I’m currently testing the new Sigma 105mm f/1.4 ART lens for a full review. One of the things I wanted to try and get was some wildlife images with the incredibly shallow depth of field that this lens is becoming famous for. That’s quite a tall order because 105mm is not all that long of a focal length on a full frame camera! This week I drove a few hundred kilometres East into part of the Yukon that I haven’t had much chance to explore before. We haven’t had snow in a couple of weeks and this meant some of
I hate to be cold or wet when I’m photographing outdoors. Nothing stifles my creativity faster! When I lived in British Columbia I used to take regular trips to the Rockies, where temperatures would always be a lot lower than my home mountains (Coastal Range BC). For this reason I was somewhat well prepared for my recent move to the Yukon, but there’s still a slight difference between having to put up with occasional temperatures below -18Celsius (0F), and having that be part of your daily routine for several months of the year. In fact its regularly -30Celsius (-22F) here
This week I picked up a new 14ft touring kayak so that I can reach a few new places to photograph. I’ve had my eye out for something like this for a couple of years but when I heard about the Ultralight series from Boreal Design, I knew I had found my ship! The Compass 140 was already a great kayak for my purpose, with plenty of storage fore and aft, as well as a day hatch and a wide enough cockpit that I could keep a camera and super telephoto lens between my legs. But the Ultralight version of
Long term blog or social media followers of mine will know that I love to photograph wildlife from a kayak because it gives you such a wonderful low perspective. One of the challenges with photography from a kayak, or any small boat for that matter, is keeping gear safe, but also readily available. All of my larger photographic gear goes into a set of SealLine Bulkhead View dry bags, but there’s a few smaller items that are just nice to have on you at all times. Until very recently I wasn’t that sure how to accomplish this, but then I

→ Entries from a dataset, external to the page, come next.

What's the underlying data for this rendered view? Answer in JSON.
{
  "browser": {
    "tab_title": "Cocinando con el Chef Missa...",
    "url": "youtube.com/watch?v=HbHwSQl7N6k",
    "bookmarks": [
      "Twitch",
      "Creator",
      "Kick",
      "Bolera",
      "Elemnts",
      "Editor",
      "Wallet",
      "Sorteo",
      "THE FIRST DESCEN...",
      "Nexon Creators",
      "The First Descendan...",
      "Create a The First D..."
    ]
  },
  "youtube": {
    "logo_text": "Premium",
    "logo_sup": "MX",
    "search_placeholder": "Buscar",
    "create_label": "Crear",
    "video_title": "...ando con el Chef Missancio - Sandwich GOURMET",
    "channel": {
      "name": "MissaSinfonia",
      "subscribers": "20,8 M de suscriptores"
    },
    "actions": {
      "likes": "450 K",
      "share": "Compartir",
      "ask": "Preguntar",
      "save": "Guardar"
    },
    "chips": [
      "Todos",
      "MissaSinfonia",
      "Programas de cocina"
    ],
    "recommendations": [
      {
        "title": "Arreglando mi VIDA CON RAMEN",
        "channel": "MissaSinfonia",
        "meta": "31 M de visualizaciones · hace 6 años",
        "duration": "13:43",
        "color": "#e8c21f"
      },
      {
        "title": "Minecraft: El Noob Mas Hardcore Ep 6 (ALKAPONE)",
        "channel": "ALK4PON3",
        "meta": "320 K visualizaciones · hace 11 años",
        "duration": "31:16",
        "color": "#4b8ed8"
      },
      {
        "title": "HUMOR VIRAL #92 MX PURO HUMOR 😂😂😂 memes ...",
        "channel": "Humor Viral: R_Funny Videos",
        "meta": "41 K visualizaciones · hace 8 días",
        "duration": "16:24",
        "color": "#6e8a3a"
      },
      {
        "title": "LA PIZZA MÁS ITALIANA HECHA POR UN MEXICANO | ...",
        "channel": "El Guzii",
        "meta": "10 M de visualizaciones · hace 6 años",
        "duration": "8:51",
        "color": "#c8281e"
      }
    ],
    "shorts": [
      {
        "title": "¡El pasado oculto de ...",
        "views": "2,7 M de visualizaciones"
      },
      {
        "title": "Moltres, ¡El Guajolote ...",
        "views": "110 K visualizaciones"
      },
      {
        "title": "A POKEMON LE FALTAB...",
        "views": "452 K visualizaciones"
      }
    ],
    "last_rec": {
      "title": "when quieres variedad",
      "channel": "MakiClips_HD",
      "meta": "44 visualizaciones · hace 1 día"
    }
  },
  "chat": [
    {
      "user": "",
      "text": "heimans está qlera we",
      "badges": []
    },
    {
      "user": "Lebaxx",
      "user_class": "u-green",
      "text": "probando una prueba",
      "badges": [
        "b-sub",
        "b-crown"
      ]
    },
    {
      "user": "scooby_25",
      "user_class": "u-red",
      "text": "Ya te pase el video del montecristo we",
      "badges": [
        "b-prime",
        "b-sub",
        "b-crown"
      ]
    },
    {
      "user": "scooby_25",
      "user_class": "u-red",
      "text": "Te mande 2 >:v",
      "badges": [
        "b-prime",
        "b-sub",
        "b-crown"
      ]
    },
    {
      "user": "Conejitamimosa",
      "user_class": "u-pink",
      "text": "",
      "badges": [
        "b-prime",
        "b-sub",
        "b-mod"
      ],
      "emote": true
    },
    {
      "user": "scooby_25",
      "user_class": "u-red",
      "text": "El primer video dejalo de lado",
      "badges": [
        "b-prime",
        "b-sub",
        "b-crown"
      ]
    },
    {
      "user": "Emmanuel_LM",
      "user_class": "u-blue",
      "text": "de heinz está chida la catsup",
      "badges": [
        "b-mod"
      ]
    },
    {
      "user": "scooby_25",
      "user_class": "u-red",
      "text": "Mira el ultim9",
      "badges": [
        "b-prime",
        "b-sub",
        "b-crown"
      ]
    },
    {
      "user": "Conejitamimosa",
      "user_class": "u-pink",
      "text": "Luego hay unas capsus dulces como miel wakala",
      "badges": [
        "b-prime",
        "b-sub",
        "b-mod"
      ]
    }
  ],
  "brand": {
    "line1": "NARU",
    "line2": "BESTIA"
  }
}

Photos of my kayak photography setup always draw a lot of attention and result in a lot of questions. In order to answer these definitively, I’ve added a new “Photography from a Kayak” section to my Gear Guide that explains which kayak I use, why I chose it, and what other accessories are needed to complete the whole setup. PS. Did you check out the Photography EDC kit section that I also added recently?